So now to the Greyfriars Dragon which made its first public appearance this week. The winning team of University of Kent School of Architecture students have been working very hard over the last few weeks to ensure the dragon was ready to greet the Lord Mayor and the Mayor’s Consort, members of the community from Eastbridge, including the Master, trustees, and staff, members of staff and students from Kent and Christ Church universities, the headmaster and students from the Royal Harbour Academy, Ramsgate and other guests. Consequently, even though it was raining, it did not dampen the enthusiasm with which the dragon was greeted and it is indeed a spectacular beast that will give immense pleasure to SEND children and their families hopefully for a considerable time to come, is a considerable Green Heritage and sustainability installation in its own right, is a great eco-space and will be a great asset to the Franciscan Gardens. In her speech, Diane also thanked the architecture students: Colin, Jamaal, Ahmed, Tariq and Reuben, staff members from the School of Architecture: Gerry Adler, Rebecca Hobbs, and Dr Ambrose Gillick and the technicians including Kevin Smith. Additionally, Diane thanked the Franciscan Gardens for all their help, Historic England for agreeing to this space being used to ‘plant’ the dragon, and the National Heritage Lottery Fund for backing Diane’s ‘Medieval Animals Heritage’ project of which this is a spectacular example of what can be achieved in partnership for the benefit of those groups within society who are disadvantaged. Hopefully, many, many children (and just a few adults!) will enjoy ‘feeding’ the dragon tennis balls, as well as exploring, playing and learning in its company.

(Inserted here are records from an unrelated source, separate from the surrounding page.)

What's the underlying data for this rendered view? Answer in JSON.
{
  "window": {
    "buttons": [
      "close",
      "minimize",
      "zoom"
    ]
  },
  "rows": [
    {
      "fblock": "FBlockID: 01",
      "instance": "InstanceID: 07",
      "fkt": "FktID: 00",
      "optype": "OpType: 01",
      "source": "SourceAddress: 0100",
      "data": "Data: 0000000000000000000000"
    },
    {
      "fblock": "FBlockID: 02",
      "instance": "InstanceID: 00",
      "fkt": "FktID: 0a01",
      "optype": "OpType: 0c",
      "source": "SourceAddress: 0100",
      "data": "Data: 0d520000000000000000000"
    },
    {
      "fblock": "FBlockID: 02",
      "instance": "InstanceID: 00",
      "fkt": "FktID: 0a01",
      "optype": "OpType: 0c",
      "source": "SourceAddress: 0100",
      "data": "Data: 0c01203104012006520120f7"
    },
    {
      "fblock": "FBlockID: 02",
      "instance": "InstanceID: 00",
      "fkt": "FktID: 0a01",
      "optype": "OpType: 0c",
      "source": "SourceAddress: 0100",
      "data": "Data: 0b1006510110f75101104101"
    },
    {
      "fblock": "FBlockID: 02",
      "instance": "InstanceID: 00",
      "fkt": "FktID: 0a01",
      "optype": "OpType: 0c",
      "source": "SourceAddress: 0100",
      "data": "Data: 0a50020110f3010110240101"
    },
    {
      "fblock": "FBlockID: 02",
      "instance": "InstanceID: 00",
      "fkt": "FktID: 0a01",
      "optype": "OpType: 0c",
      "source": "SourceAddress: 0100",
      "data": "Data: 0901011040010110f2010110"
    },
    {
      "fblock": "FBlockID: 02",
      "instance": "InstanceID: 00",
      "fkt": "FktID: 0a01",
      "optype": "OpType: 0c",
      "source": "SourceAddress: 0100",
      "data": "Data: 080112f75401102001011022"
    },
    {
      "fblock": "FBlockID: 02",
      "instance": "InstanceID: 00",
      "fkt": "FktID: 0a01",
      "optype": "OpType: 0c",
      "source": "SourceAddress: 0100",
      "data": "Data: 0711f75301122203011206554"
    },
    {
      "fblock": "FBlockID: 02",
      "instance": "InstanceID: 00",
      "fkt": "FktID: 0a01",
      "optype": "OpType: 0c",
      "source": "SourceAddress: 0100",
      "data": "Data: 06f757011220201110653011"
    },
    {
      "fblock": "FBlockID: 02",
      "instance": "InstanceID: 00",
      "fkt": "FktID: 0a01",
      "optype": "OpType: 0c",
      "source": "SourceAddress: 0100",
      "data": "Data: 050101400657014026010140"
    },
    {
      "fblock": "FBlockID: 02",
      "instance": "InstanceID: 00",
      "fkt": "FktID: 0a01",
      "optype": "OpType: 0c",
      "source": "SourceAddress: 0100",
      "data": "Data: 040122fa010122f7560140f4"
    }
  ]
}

Finally, I just want to flag up two events that will feature in the blog next week. Firstly, on Saturday 24 September we will be holding the ‘Resistance and Revolt in Kent’ conference at Christ Church in conjunction with Kent Archaeological Society. The subjects discussed by our eight speakers will range across the centuries, from the First Barons’ War during the reign of King John to the ‘Battle of the Ducks’ in the 20th century.
Then next Tuesday (26 September) we will again be in partnership but this time with the Agricultural Museum Brook, as well as seeing this linked to NHLF ‘Medieval Animals Heritage’ to act as a student volunteer recruiting event, as we first celebrate the Ian Coulson Memorial Postgraduate Award holders for the new academic year and then enjoy an illustrated lecture on the history of Brook by Dr Graham Bradley, the annual Michael Nightingale Memorial Lecture. There is a wine reception in Old Sessions House, CCCU from 6.30pm with the event beginning at 7pm in the Michael Berry Lecture Theatre, Old Sessions. The lecture is free, booking not required and there will be a retiring collection at the end. ALL WELCOME
Moreover, next week marks the first week of teaching at both Kent and Christ Church, an already busy time for members of the Centre, but nevertheless a time of opportunity to bring history and heritage into focus for those both inside and outside the walls of academia – just watch this space!